Exercise inputs —

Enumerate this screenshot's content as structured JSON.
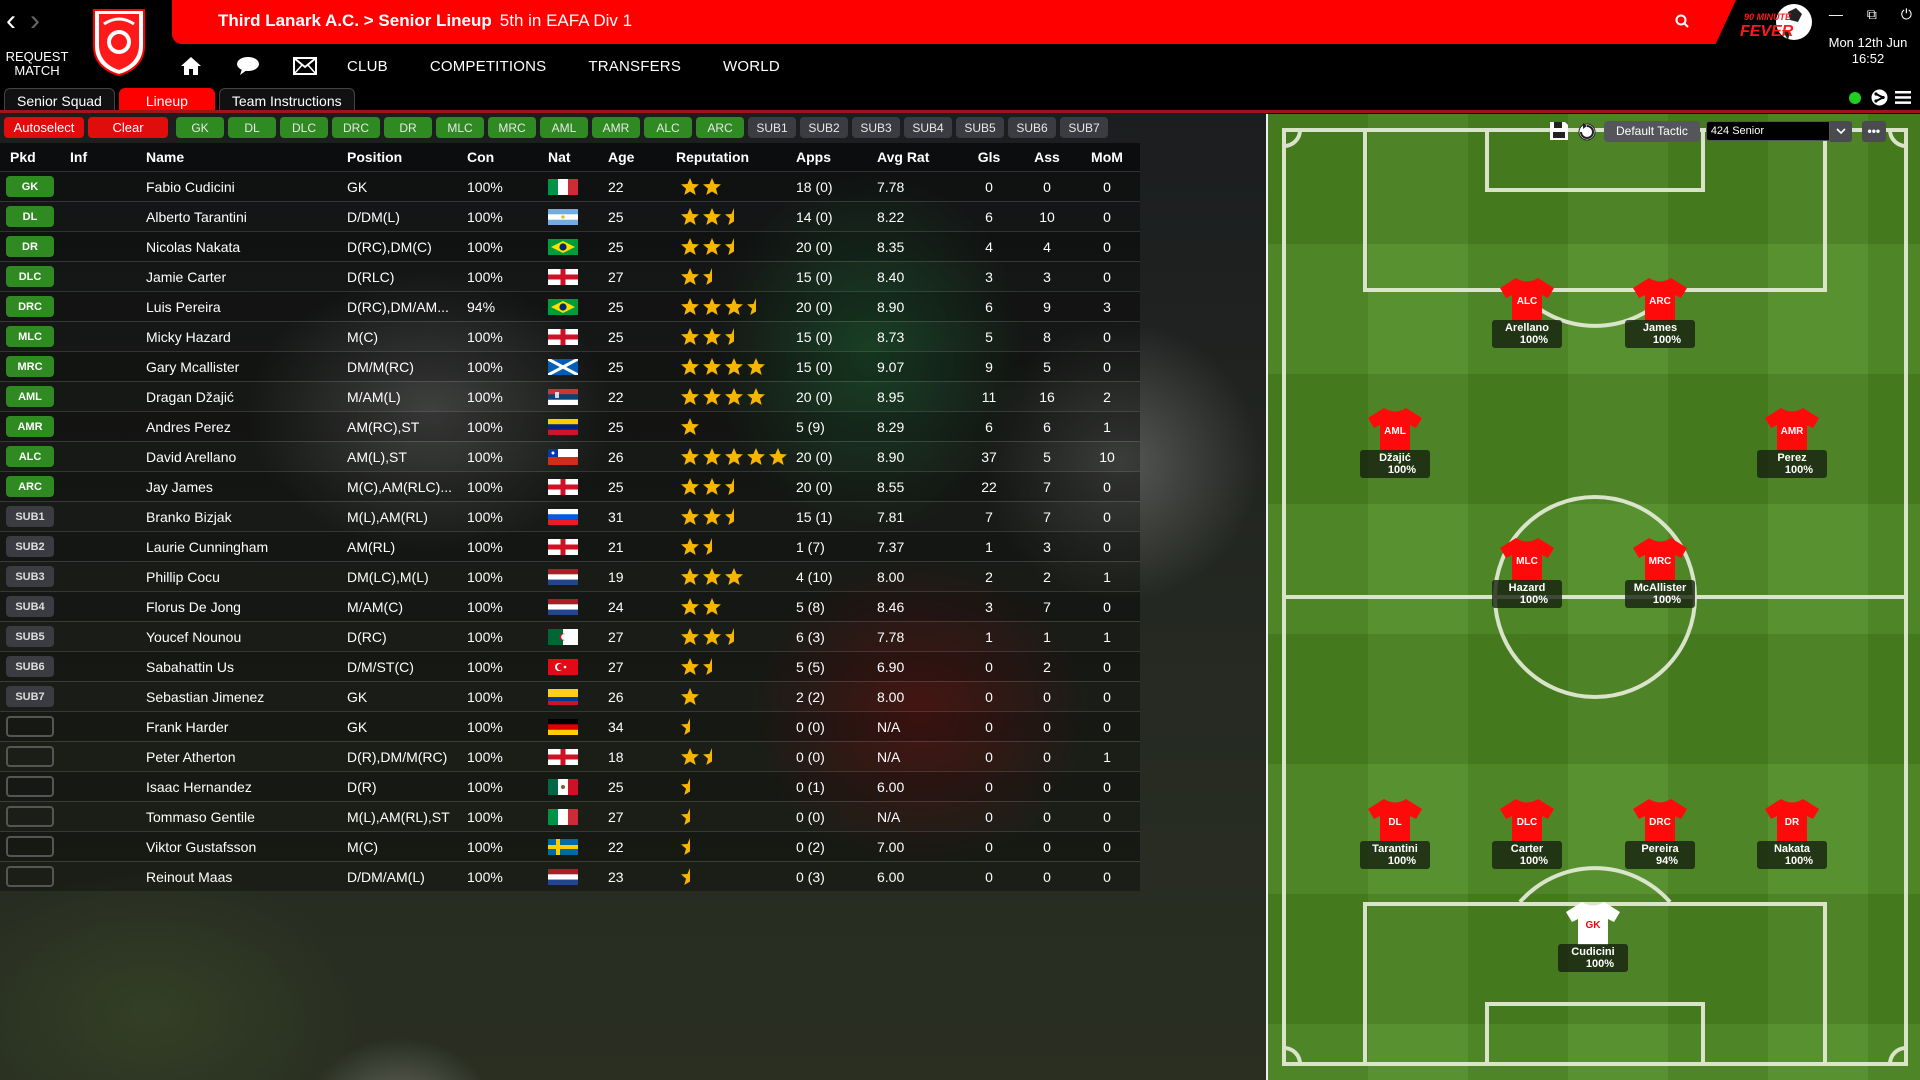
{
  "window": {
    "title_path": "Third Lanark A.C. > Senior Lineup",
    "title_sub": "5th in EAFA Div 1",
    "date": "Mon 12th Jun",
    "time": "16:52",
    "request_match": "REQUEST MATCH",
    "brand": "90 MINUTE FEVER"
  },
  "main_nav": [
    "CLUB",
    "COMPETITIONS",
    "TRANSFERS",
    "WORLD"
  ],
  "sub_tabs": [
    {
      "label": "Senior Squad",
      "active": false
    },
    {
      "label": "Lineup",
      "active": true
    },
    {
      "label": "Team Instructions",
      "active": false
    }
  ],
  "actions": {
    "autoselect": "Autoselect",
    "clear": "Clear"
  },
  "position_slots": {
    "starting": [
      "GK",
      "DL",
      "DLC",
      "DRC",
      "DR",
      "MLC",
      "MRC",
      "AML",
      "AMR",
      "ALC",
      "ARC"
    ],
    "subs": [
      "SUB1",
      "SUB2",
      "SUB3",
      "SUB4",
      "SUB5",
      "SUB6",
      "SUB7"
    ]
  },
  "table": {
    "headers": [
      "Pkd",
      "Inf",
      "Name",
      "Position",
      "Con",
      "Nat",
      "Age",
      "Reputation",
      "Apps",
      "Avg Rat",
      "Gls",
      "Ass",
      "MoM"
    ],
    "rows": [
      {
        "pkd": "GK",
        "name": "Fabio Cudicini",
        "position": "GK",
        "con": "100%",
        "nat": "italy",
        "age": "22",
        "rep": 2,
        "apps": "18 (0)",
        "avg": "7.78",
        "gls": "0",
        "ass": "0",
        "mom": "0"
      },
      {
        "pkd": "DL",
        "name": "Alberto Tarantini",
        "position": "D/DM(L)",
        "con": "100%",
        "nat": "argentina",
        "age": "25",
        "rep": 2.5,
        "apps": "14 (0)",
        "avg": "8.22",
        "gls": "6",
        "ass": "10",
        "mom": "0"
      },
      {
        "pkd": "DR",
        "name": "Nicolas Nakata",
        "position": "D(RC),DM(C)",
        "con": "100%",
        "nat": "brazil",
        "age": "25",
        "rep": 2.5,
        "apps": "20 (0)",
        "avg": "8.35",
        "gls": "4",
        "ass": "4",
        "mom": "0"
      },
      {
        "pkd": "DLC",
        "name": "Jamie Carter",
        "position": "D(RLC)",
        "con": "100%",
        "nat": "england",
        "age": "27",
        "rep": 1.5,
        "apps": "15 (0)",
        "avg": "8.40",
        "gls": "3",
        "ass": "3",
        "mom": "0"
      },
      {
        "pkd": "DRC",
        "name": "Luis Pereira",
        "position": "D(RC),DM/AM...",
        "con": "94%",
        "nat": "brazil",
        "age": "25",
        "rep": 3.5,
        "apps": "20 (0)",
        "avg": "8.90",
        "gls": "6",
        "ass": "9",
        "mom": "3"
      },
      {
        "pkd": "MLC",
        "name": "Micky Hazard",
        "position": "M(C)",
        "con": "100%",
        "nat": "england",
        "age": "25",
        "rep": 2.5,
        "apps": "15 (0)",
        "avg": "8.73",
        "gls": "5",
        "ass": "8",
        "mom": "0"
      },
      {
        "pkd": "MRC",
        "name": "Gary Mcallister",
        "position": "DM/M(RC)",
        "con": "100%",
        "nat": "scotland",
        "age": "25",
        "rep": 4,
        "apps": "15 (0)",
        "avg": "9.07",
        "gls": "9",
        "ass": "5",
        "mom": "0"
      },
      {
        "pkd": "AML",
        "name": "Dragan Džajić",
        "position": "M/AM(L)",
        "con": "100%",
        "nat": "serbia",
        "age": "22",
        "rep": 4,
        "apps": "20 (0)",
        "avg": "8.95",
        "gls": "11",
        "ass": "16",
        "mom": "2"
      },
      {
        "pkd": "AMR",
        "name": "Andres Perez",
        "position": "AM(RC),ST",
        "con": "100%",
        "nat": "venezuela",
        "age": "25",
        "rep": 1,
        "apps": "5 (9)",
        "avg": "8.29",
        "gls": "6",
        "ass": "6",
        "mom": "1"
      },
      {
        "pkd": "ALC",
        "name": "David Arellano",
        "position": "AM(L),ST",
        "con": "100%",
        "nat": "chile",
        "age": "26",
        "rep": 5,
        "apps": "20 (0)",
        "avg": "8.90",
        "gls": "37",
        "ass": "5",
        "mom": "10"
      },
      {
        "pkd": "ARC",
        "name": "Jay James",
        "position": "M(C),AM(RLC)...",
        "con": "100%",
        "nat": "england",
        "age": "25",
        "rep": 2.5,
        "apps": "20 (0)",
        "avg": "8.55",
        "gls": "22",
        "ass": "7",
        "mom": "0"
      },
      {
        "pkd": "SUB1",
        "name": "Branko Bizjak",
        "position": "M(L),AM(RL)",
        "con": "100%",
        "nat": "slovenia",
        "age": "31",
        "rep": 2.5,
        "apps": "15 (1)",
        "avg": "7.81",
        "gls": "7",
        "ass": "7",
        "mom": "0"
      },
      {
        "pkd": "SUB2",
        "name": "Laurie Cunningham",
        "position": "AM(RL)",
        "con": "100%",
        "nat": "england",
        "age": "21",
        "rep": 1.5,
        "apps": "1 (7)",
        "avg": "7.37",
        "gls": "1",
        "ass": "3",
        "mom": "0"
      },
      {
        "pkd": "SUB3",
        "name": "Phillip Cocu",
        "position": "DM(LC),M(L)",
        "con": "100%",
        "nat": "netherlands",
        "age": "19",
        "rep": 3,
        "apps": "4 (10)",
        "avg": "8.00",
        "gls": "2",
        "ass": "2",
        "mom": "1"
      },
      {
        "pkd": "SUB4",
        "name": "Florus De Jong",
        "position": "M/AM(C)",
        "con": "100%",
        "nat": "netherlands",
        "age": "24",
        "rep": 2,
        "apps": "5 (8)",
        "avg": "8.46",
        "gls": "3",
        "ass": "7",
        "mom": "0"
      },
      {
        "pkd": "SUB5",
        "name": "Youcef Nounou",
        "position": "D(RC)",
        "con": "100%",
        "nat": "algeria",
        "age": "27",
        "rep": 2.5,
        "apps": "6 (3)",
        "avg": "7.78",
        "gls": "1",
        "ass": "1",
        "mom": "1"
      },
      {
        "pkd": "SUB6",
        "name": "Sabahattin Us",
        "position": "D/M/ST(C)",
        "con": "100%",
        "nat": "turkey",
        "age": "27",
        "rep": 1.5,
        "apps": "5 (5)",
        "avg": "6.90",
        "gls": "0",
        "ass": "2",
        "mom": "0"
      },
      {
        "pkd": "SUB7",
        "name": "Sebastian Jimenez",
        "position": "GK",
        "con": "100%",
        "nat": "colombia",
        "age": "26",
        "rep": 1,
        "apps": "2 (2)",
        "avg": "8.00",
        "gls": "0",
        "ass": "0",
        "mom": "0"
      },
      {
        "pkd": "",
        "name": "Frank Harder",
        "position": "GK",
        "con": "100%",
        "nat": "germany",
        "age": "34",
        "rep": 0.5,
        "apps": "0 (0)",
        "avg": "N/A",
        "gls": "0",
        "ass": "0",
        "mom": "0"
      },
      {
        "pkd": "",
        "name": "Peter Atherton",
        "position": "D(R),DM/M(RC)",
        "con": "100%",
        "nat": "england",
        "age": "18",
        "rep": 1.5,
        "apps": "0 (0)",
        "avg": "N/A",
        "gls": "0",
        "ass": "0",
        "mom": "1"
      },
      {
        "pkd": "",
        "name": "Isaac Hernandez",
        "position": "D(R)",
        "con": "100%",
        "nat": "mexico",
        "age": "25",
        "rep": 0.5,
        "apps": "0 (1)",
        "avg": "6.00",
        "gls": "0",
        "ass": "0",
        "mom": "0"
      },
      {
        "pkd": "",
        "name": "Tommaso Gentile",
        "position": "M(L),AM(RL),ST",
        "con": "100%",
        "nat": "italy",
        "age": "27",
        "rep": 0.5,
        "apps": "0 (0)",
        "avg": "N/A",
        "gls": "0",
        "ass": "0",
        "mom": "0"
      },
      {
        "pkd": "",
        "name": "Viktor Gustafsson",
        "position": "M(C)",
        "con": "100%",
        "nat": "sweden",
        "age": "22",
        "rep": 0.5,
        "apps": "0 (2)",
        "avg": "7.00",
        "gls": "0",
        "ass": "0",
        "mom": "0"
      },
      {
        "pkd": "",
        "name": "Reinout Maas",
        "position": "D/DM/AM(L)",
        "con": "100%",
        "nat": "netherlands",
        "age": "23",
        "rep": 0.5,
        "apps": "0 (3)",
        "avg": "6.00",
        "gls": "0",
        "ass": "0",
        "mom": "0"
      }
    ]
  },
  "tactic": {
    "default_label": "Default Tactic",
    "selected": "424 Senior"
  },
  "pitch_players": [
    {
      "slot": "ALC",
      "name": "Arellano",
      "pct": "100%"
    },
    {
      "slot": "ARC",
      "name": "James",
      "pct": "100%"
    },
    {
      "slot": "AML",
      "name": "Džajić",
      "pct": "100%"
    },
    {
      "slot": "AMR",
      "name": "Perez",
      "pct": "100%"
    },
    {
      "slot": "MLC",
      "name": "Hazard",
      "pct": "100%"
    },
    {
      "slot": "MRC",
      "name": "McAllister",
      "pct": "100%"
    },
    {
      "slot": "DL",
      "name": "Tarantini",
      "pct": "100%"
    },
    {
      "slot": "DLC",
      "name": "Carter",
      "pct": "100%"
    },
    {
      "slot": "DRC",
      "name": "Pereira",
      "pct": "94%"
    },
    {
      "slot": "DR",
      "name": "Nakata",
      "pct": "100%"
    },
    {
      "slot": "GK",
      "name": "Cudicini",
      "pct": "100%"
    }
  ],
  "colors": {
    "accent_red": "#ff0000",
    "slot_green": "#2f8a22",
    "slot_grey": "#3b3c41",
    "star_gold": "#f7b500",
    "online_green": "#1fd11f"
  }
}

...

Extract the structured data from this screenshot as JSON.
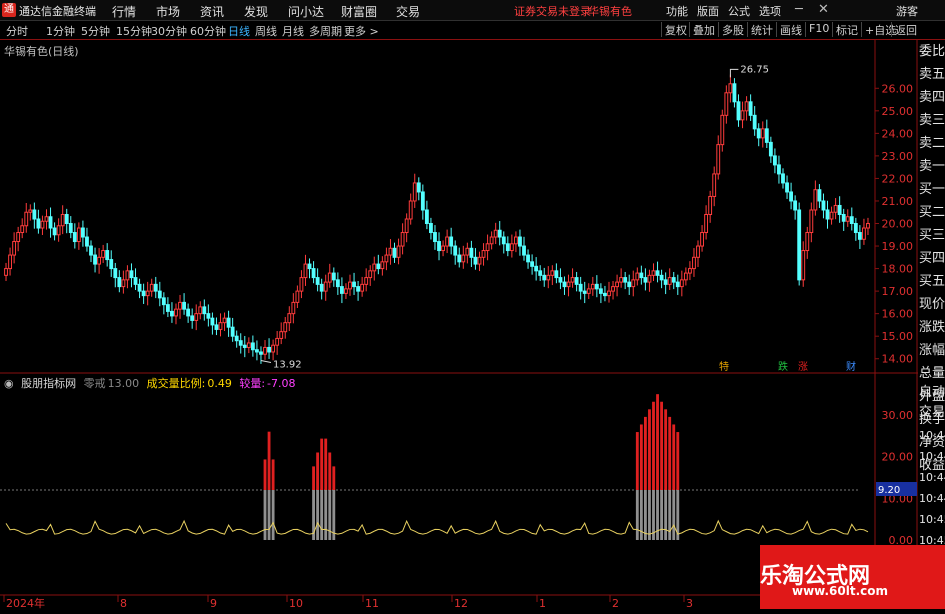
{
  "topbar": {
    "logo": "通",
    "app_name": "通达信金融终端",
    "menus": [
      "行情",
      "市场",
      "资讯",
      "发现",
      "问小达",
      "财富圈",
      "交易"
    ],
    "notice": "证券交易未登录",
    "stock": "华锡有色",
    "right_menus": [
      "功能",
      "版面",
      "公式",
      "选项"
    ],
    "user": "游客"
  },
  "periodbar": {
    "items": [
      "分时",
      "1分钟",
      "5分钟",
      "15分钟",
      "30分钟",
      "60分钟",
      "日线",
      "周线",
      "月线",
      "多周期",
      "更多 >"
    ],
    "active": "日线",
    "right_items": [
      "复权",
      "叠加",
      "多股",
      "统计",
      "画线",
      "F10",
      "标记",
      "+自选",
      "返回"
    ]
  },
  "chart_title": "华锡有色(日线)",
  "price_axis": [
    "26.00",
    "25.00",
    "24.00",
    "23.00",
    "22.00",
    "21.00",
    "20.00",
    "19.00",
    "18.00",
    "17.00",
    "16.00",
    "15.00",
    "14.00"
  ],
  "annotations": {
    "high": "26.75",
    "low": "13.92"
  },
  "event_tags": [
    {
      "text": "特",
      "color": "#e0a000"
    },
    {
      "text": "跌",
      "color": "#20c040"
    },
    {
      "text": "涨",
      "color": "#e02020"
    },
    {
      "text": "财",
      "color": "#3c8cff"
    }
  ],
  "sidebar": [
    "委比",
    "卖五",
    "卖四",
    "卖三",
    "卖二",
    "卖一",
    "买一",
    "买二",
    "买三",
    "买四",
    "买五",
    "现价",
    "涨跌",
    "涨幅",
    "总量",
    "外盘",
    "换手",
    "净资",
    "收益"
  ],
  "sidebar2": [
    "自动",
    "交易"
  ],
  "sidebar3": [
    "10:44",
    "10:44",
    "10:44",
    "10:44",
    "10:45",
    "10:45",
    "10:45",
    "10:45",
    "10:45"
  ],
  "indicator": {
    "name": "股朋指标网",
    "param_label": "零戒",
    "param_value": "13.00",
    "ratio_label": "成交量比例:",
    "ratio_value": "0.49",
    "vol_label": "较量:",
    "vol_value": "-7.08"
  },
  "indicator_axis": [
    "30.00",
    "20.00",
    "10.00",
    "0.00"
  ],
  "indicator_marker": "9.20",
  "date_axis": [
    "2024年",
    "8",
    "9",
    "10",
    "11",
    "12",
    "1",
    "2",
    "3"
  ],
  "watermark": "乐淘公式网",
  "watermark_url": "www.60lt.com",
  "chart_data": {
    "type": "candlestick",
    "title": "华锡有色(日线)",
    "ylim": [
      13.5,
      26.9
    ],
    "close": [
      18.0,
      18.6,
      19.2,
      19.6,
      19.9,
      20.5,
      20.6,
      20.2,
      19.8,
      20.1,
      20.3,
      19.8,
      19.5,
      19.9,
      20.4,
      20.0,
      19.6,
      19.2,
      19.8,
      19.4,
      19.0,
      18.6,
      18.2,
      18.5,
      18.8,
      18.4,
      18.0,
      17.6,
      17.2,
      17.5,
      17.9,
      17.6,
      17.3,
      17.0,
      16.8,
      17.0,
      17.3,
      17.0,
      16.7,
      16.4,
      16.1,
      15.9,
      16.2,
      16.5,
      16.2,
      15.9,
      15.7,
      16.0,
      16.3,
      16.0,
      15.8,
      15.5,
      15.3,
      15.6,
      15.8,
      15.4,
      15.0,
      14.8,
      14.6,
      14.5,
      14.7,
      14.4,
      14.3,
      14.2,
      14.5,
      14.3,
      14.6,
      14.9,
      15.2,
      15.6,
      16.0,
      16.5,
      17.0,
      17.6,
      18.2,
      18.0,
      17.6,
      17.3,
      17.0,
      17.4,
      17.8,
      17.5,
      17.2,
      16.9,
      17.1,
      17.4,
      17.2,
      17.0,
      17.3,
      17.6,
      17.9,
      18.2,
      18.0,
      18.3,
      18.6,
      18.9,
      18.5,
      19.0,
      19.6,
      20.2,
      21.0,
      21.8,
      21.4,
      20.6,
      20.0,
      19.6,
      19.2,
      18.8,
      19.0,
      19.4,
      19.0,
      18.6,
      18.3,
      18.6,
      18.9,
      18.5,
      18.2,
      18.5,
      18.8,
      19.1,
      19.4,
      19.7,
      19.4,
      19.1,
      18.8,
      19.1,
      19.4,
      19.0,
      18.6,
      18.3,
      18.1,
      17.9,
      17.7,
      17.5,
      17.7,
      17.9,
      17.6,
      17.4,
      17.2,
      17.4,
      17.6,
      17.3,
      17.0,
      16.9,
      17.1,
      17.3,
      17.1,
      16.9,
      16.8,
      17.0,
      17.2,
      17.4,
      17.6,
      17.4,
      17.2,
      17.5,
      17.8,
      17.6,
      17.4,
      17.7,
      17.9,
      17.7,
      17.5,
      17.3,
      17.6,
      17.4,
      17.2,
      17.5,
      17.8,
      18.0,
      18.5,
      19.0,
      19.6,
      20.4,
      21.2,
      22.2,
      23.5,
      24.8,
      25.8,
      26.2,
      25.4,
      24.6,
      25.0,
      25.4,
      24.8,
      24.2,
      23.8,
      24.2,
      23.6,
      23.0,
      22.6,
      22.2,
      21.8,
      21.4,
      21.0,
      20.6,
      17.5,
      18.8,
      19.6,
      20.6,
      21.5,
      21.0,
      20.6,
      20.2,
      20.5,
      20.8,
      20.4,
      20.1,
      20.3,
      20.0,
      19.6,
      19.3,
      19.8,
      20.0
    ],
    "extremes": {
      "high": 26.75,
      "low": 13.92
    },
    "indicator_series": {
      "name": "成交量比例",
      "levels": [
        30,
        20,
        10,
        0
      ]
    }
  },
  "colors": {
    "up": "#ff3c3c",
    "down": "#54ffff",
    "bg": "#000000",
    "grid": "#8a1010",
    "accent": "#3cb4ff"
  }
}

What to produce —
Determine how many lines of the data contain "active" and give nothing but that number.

Answer to this problem —
4